Peg Keiner is the director of innovation at GEMS World Academy Chicago, a Google Earth Education Expert, a Global Goals Ambassador for the United Nations Association Chicago Chapter, and a 2017 National Geographic Grosvenor Teacher Fellow.
Keiner’s passion is creating space for people to solve the problems that matter to them. She empowers communities by helping them to collect data and to drive positive action. She connects students and teachers to experts and tools that allow them to inquire and make a positive impact on their communities. In April 2018, she hosted the first GEMS Global Design Challenge, where students across the Chicago metropolitan area, with the support of expert mentors, designed solutions to five of the 17 United Nations Global Goals.
As a Google Earth Education Expert, Keiner creates curriculum to increase geospatial thinking through storytelling. As a Global Goals Ambassador through the United Nations Association Chicago Chapter, she plans events that bring awareness to our world’s most pressing issues.
Keiner went on an expedition to Antarctica in December 2017 where she collected audio, photographs, and 360-degree images and video to immerse her community in the continent. She is passionate about creating opportunities for students to contribute to solving real-world problems through a variety of tools, hands-on experiences, and challenges.Back

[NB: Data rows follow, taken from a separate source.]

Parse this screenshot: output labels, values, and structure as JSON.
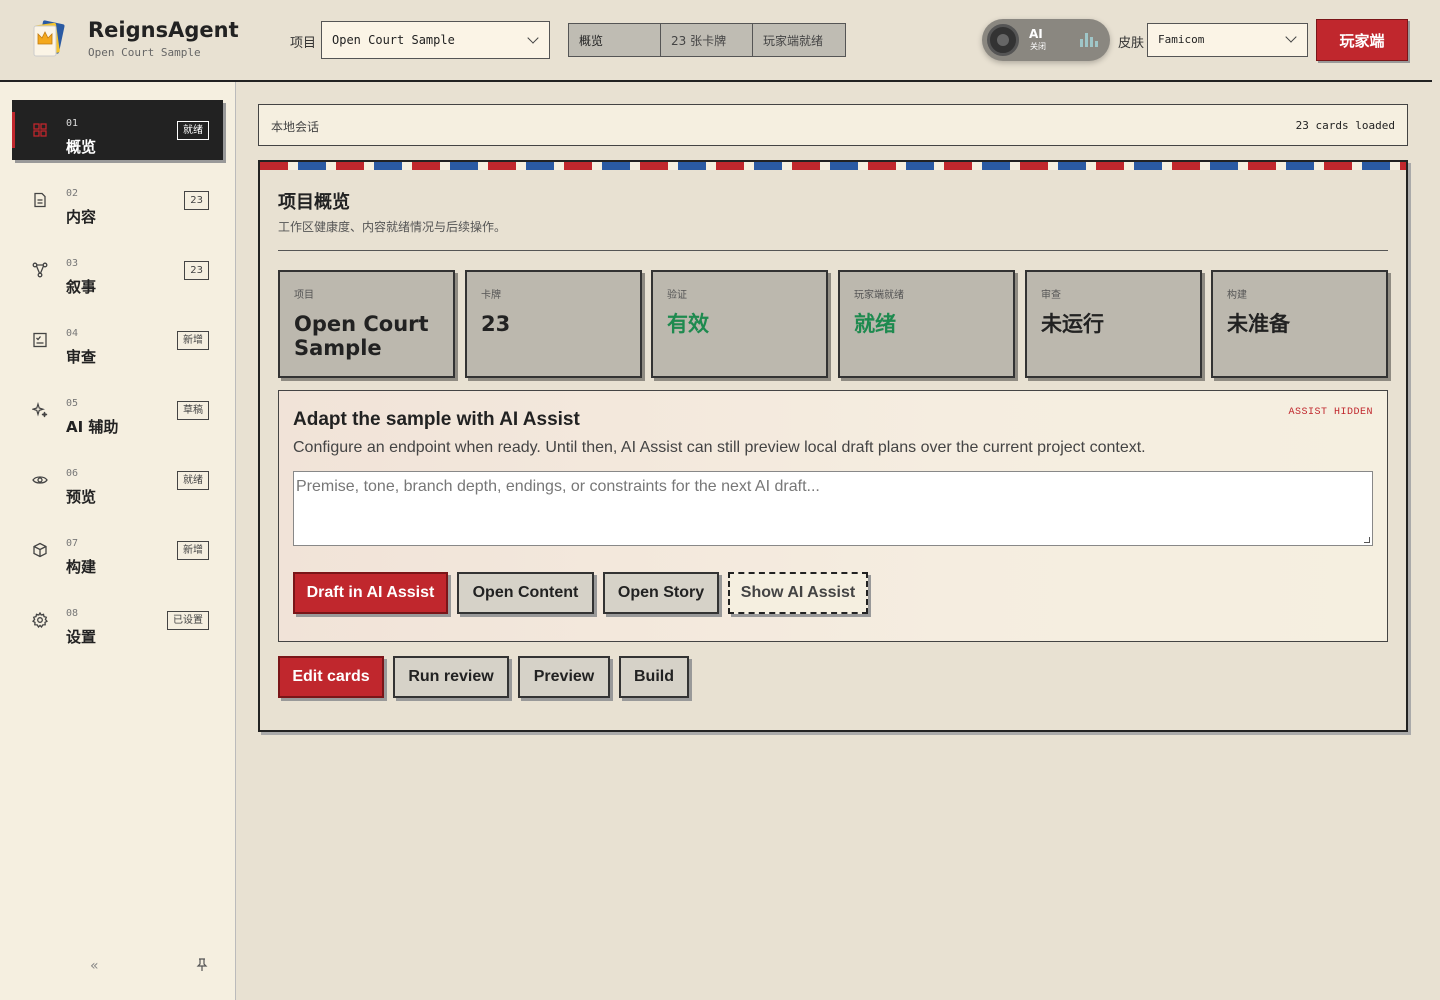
{
  "header": {
    "app_title": "ReignsAgent",
    "app_subtitle": "Open Court Sample",
    "project_label": "项目",
    "project_value": "Open Court Sample",
    "status": [
      "概览",
      "23 张卡牌",
      "玩家端就绪"
    ],
    "ai_toggle": {
      "label": "AI",
      "state": "关闭"
    },
    "skin_label": "皮肤",
    "skin_value": "Famicom",
    "player_button": "玩家端"
  },
  "sidebar": {
    "items": [
      {
        "num": "01",
        "label": "概览",
        "badge": "就绪",
        "icon": "grid-icon",
        "active": true
      },
      {
        "num": "02",
        "label": "内容",
        "badge": "23",
        "icon": "document-icon"
      },
      {
        "num": "03",
        "label": "叙事",
        "badge": "23",
        "icon": "branch-icon"
      },
      {
        "num": "04",
        "label": "审查",
        "badge": "新增",
        "icon": "checklist-icon"
      },
      {
        "num": "05",
        "label": "AI 辅助",
        "badge": "草稿",
        "icon": "sparkle-icon"
      },
      {
        "num": "06",
        "label": "预览",
        "badge": "就绪",
        "icon": "eye-icon"
      },
      {
        "num": "07",
        "label": "构建",
        "badge": "新增",
        "icon": "cube-icon"
      },
      {
        "num": "08",
        "label": "设置",
        "badge": "已设置",
        "icon": "gear-icon"
      }
    ],
    "collapse_icon": "double-chevron-left-icon",
    "pin_icon": "pin-icon"
  },
  "session": {
    "label": "本地会话",
    "count": "23 cards loaded"
  },
  "overview": {
    "title": "项目概览",
    "subtitle": "工作区健康度、内容就绪情况与后续操作。",
    "stats": [
      {
        "key": "项目",
        "value": "Open Court Sample"
      },
      {
        "key": "卡牌",
        "value": "23"
      },
      {
        "key": "验证",
        "value": "有效",
        "tone": "good"
      },
      {
        "key": "玩家端就绪",
        "value": "就绪",
        "tone": "good"
      },
      {
        "key": "审查",
        "value": "未运行"
      },
      {
        "key": "构建",
        "value": "未准备"
      }
    ]
  },
  "assist": {
    "title": "Adapt the sample with AI Assist",
    "badge": "ASSIST HIDDEN",
    "description": "Configure an endpoint when ready. Until then, AI Assist can still preview local draft plans over the current project context.",
    "placeholder": "Premise, tone, branch depth, endings, or constraints for the next AI draft...",
    "buttons": {
      "draft": "Draft in AI Assist",
      "open_content": "Open Content",
      "open_story": "Open Story",
      "show_assist": "Show AI Assist"
    }
  },
  "actions": {
    "edit_cards": "Edit cards",
    "run_review": "Run review",
    "preview": "Preview",
    "build": "Build"
  },
  "colors": {
    "accent": "#c0272d",
    "good": "#1e8a4f",
    "background": "#e8e1d2",
    "stripe_blue": "#2a5aa3"
  }
}
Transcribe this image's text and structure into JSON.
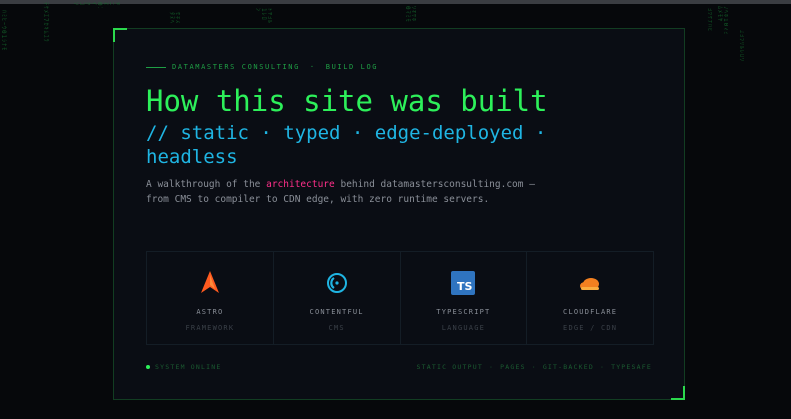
{
  "rain": [
    {
      "text": "ﾊﾐﾋｰｳ01ｼﾅﾓ"
    },
    {
      "text": "ﾃｹﾒｴ7ｶｷﾑﾕﾗ"
    },
    {
      "text": "ﾀﾆﾇ01ｲｸｺｿ"
    },
    {
      "text": "ｾﾈｽﾀﾇﾍ"
    },
    {
      "text": "ﾄﾔﾖﾙ1ﾚﾛﾝ"
    },
    {
      "text": "ﾜｵｻﾎ0ﾏﾐﾓ"
    },
    {
      "text": "ﾖﾂｹﾅﾊﾋ"
    },
    {
      "text": "ﾌﾍﾎ10ﾏﾐﾑﾒﾓﾔ"
    },
    {
      "text": "ﾕﾖﾗﾘﾙﾚﾛﾜ"
    }
  ],
  "header": {
    "brand": "DATAMASTERS CONSULTING",
    "separator": "·",
    "section": "BUILD LOG",
    "title": "How this site was built",
    "subtitle": "// static · typed · edge-deployed · headless"
  },
  "description": {
    "before": "A walkthrough of the ",
    "highlight": "architecture",
    "after": " behind datamastersconsulting.com — from CMS to compiler to CDN edge, with zero runtime servers."
  },
  "stack": [
    {
      "name": "ASTRO",
      "role": "FRAMEWORK",
      "icon": "astro-icon"
    },
    {
      "name": "CONTENTFUL",
      "role": "CMS",
      "icon": "contentful-icon"
    },
    {
      "name": "TYPESCRIPT",
      "role": "LANGUAGE",
      "icon": "typescript-icon",
      "badge": "TS"
    },
    {
      "name": "CLOUDFLARE",
      "role": "EDGE / CDN",
      "icon": "cloudflare-icon"
    }
  ],
  "footer": {
    "status": "SYSTEM ONLINE",
    "tags": [
      "STATIC OUTPUT",
      "PAGES",
      "GIT-BACKED",
      "TYPESAFE"
    ],
    "tag_separator": "·"
  },
  "colors": {
    "accent_green": "#2df05a",
    "accent_blue": "#1fb5e3",
    "highlight_pink": "#ff2f8a",
    "astro_orange": "#ff5a1f",
    "typescript_blue": "#2f74c0",
    "cloudflare_orange": "#f38020"
  }
}
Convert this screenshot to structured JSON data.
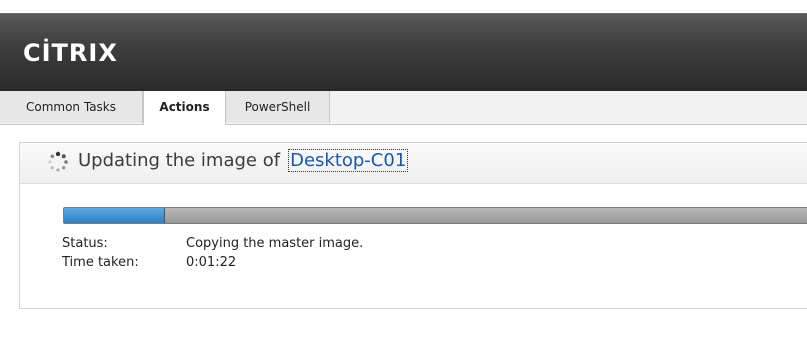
{
  "header": {
    "logo_text": "CİTRIX"
  },
  "tabs": [
    {
      "label": "Common Tasks",
      "active": false
    },
    {
      "label": "Actions",
      "active": true
    },
    {
      "label": "PowerShell",
      "active": false
    }
  ],
  "task": {
    "title_prefix": "Updating the image of",
    "target_link": "Desktop-C01",
    "progress": 0.13,
    "status_label": "Status:",
    "status_value": "Copying the master image.",
    "time_label": "Time taken:",
    "time_value": "0:01:22"
  },
  "colors": {
    "header_bg": "#3a3a3a",
    "link": "#1a58a8",
    "progress_fill": "#3a8fd0",
    "progress_track": "#a8a8a8"
  },
  "icons": {
    "spinner": "loading-spinner-icon"
  }
}
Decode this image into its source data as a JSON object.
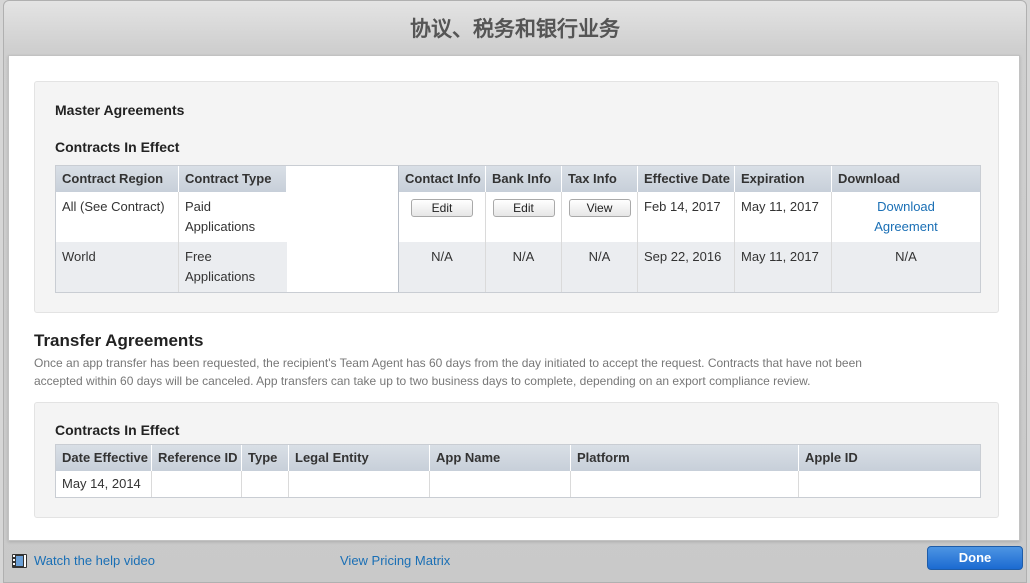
{
  "window": {
    "title": "协议、税务和银行业务"
  },
  "master": {
    "heading": "Master Agreements",
    "subheading": "Contracts In Effect",
    "columns": [
      "Contract Region",
      "Contract Type",
      "Contact Info",
      "Bank Info",
      "Tax Info",
      "Effective Date",
      "Expiration",
      "Download"
    ],
    "rows": [
      {
        "region": "All (See Contract)",
        "type_line1": "Paid",
        "type_line2": "Applications",
        "contact": "Edit",
        "bank": "Edit",
        "tax": "View",
        "effective": "Feb 14, 2017",
        "expiration": "May 11, 2017",
        "download_line1": "Download",
        "download_line2": "Agreement"
      },
      {
        "region": "World",
        "type_line1": "Free",
        "type_line2": "Applications",
        "contact": "N/A",
        "bank": "N/A",
        "tax": "N/A",
        "effective": "Sep 22, 2016",
        "expiration": "May 11, 2017",
        "download": "N/A"
      }
    ]
  },
  "transfer": {
    "heading": "Transfer Agreements",
    "description_line1": "Once an app transfer has been requested, the recipient's Team Agent has 60 days from the day initiated to accept the request. Contracts that have not been",
    "description_line2": "accepted within 60 days will be canceled. App transfers can take up to two business days to complete, depending on an export compliance review.",
    "subheading": "Contracts In Effect",
    "columns": [
      "Date Effective",
      "Reference ID",
      "Type",
      "Legal Entity",
      "App Name",
      "Platform",
      "Apple ID"
    ],
    "rows": [
      {
        "date": "May 14, 2014"
      }
    ]
  },
  "footer": {
    "help_video": "Watch the help video",
    "pricing": "View Pricing Matrix",
    "done": "Done"
  },
  "colors": {
    "link": "#1a6fb5",
    "header_bg": "#c7cfd9",
    "done_bg": "#1b6ad1"
  }
}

Micro-credentials are an innovative professional learning opportunity that reward educators for demonstrating mastery of certain skills in their own classrooms. Through our partnership with Digital Promise, educators can apply for National Geographic micro-credentials in topics like Geographic Thinking and Service Learning. Upon completion, educators will be rewarded with digital badges that are accepted across several platforms.